My Greatest Win

By Dan Duddy
Head Football Coach New Jersey

In comparison to many football coaches on the high school level I have been blessed with many wins. I am also truly amazed at how many victories other coaches have accumulated, well above my count, some with fewer years in. My high school head coach is 82 years of age, has over 350 wins and is still coaching. I have been coaching for 31 years; head coach for 16 years and am closing in on my first 100. I plan on surpassing my head coach, but the challenge is that I will be 106 years old when it happens.

I have lots of great memories, a few cold ice-buckets over the head, and once I was carried off the field on the shoulders of a bunch of great kids. Now, that was cool.

My greatest win of all though happened on the weekend of Friday January 22nd through Sunday the 24th. I write this to you as my plane taxis for take-off from Atlantic City, New Jersey to Atlanta, Georgia. When I arrive, with my wife Maura, we will meet Avery Renee for the first time. She's a beautiful little girl of 4 months. I have seen her photos. Now I will hold her in my arms. I will be her Godfather on Saturday at her Christening. I am flying to my biggest win ever.
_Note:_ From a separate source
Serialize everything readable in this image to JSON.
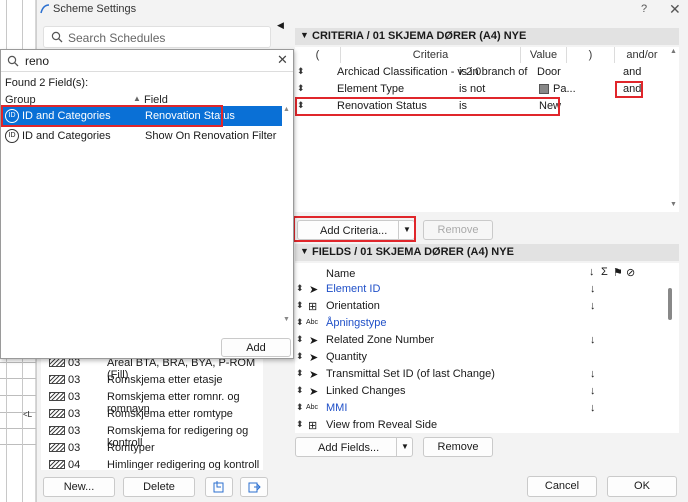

Her dad, Louis C. Brown III has a huge place in my heart as an ex-player, but more so as the man he is today. He is family to me. He will be thirty years old on the 31st, next weekend. I want my sons to know him more. I want him to be their big brother, I love my sons more than anything and I want Louis in my family. To me he is a son as well, and will always have his place in my home amongst my five sons.

Lou came to my football program in his sophomore year. I knew immediately that he was a football player because of the thunderous thud his pads made when he collided with another football player. The new young kid had something to prove, and he proved it quickly, and he did so among a bunch of very tough kids.

I didn't know much about him personally except that he was being raised by his mother, and that he kept a vigilant eye on his younger sister Virginia. It was a family built on faith and love. Mom, who I have come to call Vanessa, had laid down some tremendous character prerequisites for football. I asked her one day, "What's your secret?” She said "Just Keep loving him".

Well, I do love Louis Brown. As he was that very first day, although in a much deeper way today, fifteen years later, he is a confident, strong and clean living man of great virtue; a humble and loving man-servant, yet a proud and tough father with great memories of his football days. Those memories include the span of the triumphs of a great "scoop and score" of a fumble recovery in his senior year of high school, to the scars on both his knees from the multiple surgeries while at Lehigh University, where he gained fame once more for his signature collisions.

Louis stands stoically as protector, provider and leader of his family with his beautiful wife Renee. When Louis asked me to serve as Godfather of his little girl it was powerful, not only because of his deep love for her, but faith is important to him. This was no social courtesy. Coaching football had now brought a victory to my life that was far greater than any before. This immediately presented a perspective to coaching that is life changing and will consequently change the lives of future football players in my program.

My wife Maura shared this moment with me entirely and unselfishly, a revelation that made me feel tremendously blessed and lifted us to a higher level of intimacy. After all, she was the catalyst for my new-born faith and all my works within this vocation. Maura told me "I am so proud of you", and I will never forget that.

Every man fundamentally wants to be a woman's hero. Both want his heroism to stem from conquests. Every woman innately wants a man to scoop her up on his horse, proclaim her as his prize, and ride off into the sunset to begin a life together, to lead her and her children, provide for all, and protect them from evil and harm.

A man who can't do this hasn't healed from his adolescent wounds or was just never mentored or led by another man, and a woman who denies this and claims a proud independence of it suffers as well, either from wounds, or a plain lack of manly example in her past.

I have been blessed to be in Louis' family and I know he feels the same. We both have been blessed with great women, and I believe they too feel the same about their men.

In Proverbs you will find the verse that says "As Iron Sharpens Iron, So does One Man Sharpen Another". I am a stronger and sharper servant because of the verb, my title, “Coach", which Avery will call me as Louis and Renee continue to do so, and I love that. But now completely intermingled in that word for the first time in my life is "GODFATHER" of Louis' and Renee's precious baby girl and my wife, Maura, completely indulged herself , and...It made her proud.